Second Call: Legal History on the Web

[We share the following message.]
Second Call for Information about Legal History Websites/Multimedia Projects for “Legal History on the Web”
Many of you may have had occasion to use “Legal History on the Web,” a gateway to online resources related to legal history that we started at Duke University in 2006.  This year we are undertaking a long-overdue update of the site, building on the platform first created by Mitch Fraas and revised by Ashton Merck, both working with and under the direction of Ed Balleisen.

We particularly invite suggestions for websites to include in a couple of new categories, as well as sites that engage with legal history outside the United States and the UK.

We are already well into the process of fixing broken links by updating URLs and revising annotations for existing websites where advisable.  If you know of any websites that require updates or that you think merit inclusion on “Legal History on the Web,” please send along the relevant information to Siobhan Barco, at

Please feel free to send along suggested text for annotations to any new links that you nominate for inclusion.  That suggested text needs to be short – just a few lines that encapsulate what the site has to offer legal historians (see current annotations for examples).
Existing Categories:

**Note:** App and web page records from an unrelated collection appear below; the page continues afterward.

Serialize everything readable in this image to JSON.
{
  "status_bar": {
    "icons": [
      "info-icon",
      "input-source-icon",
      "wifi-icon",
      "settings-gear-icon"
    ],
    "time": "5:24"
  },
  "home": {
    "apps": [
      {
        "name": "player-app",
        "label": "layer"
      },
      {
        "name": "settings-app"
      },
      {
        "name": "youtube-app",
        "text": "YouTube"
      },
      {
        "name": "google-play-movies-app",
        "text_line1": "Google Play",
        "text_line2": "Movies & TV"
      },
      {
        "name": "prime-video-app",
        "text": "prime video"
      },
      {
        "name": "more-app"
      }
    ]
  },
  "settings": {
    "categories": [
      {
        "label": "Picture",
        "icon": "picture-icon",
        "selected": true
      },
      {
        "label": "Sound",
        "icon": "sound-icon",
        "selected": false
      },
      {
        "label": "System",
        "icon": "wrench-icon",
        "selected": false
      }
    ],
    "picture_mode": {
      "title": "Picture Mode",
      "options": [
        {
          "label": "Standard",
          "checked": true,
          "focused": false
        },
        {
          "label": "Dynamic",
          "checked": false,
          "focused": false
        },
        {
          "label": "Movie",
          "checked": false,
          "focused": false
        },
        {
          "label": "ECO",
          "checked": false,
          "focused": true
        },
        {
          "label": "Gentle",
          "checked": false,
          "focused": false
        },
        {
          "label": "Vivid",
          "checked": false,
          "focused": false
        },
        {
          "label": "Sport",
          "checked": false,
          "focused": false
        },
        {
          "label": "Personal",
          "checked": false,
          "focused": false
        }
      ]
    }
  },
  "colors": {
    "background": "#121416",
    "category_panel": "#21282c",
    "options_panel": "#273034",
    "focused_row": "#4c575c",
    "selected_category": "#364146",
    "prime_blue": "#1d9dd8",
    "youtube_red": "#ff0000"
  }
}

Other Web Gateways to Legal History
Library Research Guides/General Reference Resources
Primary Source Databases/Web Archives (likely to be renamed in some way to convey expansive digital legal history projects that include GIS mapping or other kinds of digital analysis in addition to primary sources).
Law & Popular Culture  (possibly to be discontinued unless we locate a sufficient number of relevant sites)
Publishers with Legal History Lists
Workshops, Seminars, and Working Groups
Scholarly Associations and Networks
Graduate Programs in Legal History/Law and Society
Reading Lists
Syllabi  (sorely in need of updating – syllabi disappear more frequently than perhaps any other category on the site)
Job Market for Legal History

New Categories:

  •   Companion Websites to Legal History Books
(See for example, Ed Balleisen’s Suckers & Swindlers in American History, a companion site to his Fraud: An American History from Barnum to Madoff, which includes an extensive bibliography, essay about sources and methods, essay about avenues for future research, compilations of fraud-related slang, and much else besides.)
  • Legal History Multimedia (e.g.) podcasts / documentaries)
Thanks for your crowd-sourcing help as we seek to refresh this resource for the legal history community.

 Ed Balleisen
Siobhan Barco